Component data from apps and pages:
------------------------------

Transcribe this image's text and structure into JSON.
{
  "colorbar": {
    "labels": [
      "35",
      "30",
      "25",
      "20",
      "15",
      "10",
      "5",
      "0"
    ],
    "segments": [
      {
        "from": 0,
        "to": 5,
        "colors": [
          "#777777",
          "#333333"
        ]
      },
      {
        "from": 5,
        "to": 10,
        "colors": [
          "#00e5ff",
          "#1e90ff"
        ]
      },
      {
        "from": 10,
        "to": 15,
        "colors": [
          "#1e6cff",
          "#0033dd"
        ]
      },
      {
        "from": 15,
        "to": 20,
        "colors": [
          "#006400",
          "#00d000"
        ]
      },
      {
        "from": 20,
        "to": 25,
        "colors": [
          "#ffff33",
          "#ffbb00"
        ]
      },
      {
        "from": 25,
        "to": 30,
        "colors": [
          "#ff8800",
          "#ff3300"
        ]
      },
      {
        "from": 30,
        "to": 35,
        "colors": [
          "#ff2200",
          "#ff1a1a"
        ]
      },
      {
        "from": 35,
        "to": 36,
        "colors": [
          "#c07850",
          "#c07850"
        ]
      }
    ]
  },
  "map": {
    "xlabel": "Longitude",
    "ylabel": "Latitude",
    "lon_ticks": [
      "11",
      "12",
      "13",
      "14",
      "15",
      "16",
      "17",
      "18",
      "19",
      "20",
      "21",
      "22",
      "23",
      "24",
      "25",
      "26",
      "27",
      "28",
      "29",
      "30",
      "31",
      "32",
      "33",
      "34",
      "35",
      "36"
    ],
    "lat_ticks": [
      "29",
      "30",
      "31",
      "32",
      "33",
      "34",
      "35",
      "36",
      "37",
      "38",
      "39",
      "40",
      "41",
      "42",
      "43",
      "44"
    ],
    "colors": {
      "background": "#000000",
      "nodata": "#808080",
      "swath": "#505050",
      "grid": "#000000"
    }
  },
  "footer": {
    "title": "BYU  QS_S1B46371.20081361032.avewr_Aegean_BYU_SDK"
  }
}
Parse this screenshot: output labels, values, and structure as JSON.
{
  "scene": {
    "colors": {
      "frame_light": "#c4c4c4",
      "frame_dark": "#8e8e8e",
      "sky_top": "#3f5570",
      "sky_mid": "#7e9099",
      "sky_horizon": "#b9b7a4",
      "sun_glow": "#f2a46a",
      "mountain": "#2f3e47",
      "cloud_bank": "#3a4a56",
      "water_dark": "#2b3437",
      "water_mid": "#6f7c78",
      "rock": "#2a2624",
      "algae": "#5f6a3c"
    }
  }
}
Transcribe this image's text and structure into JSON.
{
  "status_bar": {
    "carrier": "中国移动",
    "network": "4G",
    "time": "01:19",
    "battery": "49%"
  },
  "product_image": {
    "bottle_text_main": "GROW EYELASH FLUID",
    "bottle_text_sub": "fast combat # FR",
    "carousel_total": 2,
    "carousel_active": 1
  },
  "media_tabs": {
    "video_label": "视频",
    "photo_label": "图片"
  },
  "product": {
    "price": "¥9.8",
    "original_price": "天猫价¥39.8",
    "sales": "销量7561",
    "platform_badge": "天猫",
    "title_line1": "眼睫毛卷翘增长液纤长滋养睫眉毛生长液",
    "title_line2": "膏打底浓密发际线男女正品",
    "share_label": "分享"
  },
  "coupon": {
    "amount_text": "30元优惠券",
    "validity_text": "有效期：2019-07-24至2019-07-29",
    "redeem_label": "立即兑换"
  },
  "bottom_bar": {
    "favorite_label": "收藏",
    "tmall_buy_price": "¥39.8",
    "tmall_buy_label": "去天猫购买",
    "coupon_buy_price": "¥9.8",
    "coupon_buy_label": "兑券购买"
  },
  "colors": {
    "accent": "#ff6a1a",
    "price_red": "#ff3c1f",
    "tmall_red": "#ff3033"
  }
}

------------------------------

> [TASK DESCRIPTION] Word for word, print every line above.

> [RESPONSE FOR THIS EXERCISE]
Transcribe this image's text and structure into JSON.
{
  "colorbar": {
    "labels": [
      "35",
      "30",
      "25",
      "20",
      "15",
      "10",
      "5",
      "0"
    ],
    "segments": [
      {
        "from": 0,
        "to": 5,
        "colors": [
          "#777777",
          "#333333"
        ]
      },
      {
        "from": 5,
        "to": 10,
        "colors": [
          "#00e5ff",
          "#1e90ff"
        ]
      },
      {
        "from": 10,
        "to": 15,
        "colors": [
          "#1e6cff",
          "#0033dd"
        ]
      },
      {
        "from": 15,
        "to": 20,
        "colors": [
          "#006400",
          "#00d000"
        ]
      },
      {
        "from": 20,
        "to": 25,
        "colors": [
          "#ffff33",
          "#ffbb00"
        ]
      },
      {
        "from": 25,
        "to": 30,
        "colors": [
          "#ff8800",
          "#ff3300"
        ]
      },
      {
        "from": 30,
        "to": 35,
        "colors": [
          "#ff2200",
          "#ff1a1a"
        ]
      },
      {
        "from": 35,
        "to": 36,
        "colors": [
          "#c07850",
          "#c07850"
        ]
      }
    ]
  },
  "map": {
    "xlabel": "Longitude",
    "ylabel": "Latitude",
    "lon_ticks": [
      "11",
      "12",
      "13",
      "14",
      "15",
      "16",
      "17",
      "18",
      "19",
      "20",
      "21",
      "22",
      "23",
      "24",
      "25",
      "26",
      "27",
      "28",
      "29",
      "30",
      "31",
      "32",
      "33",
      "34",
      "35",
      "36"
    ],
    "lat_ticks": [
      "29",
      "30",
      "31",
      "32",
      "33",
      "34",
      "35",
      "36",
      "37",
      "38",
      "39",
      "40",
      "41",
      "42",
      "43",
      "44"
    ],
    "colors": {
      "background": "#000000",
      "nodata": "#808080",
      "swath": "#505050",
      "grid": "#000000"
    }
  },
  "footer": {
    "title": "BYU  QS_S1B46371.20081361032.avewr_Aegean_BYU_SDK"
  }
}
Parse this screenshot: output labels, values, and structure as JSON.
{
  "scene": {
    "colors": {
      "frame_light": "#c4c4c4",
      "frame_dark": "#8e8e8e",
      "sky_top": "#3f5570",
      "sky_mid": "#7e9099",
      "sky_horizon": "#b9b7a4",
      "sun_glow": "#f2a46a",
      "mountain": "#2f3e47",
      "cloud_bank": "#3a4a56",
      "water_dark": "#2b3437",
      "water_mid": "#6f7c78",
      "rock": "#2a2624",
      "algae": "#5f6a3c"
    }
  }
}
Transcribe this image's text and structure into JSON.
{
  "status_bar": {
    "carrier": "中国移动",
    "network": "4G",
    "time": "01:19",
    "battery": "49%"
  },
  "product_image": {
    "bottle_text_main": "GROW EYELASH FLUID",
    "bottle_text_sub": "fast combat # FR",
    "carousel_total": 2,
    "carousel_active": 1
  },
  "media_tabs": {
    "video_label": "视频",
    "photo_label": "图片"
  },
  "product": {
    "price": "¥9.8",
    "original_price": "天猫价¥39.8",
    "sales": "销量7561",
    "platform_badge": "天猫",
    "title_line1": "眼睫毛卷翘增长液纤长滋养睫眉毛生长液",
    "title_line2": "膏打底浓密发际线男女正品",
    "share_label": "分享"
  },
  "coupon": {
    "amount_text": "30元优惠券",
    "validity_text": "有效期：2019-07-24至2019-07-29",
    "redeem_label": "立即兑换"
  },
  "bottom_bar": {
    "favorite_label": "收藏",
    "tmall_buy_price": "¥39.8",
    "tmall_buy_label": "去天猫购买",
    "coupon_buy_price": "¥9.8",
    "coupon_buy_label": "兑券购买"
  },
  "colors": {
    "accent": "#ff6a1a",
    "price_red": "#ff3c1f",
    "tmall_red": "#ff3033"
  }
}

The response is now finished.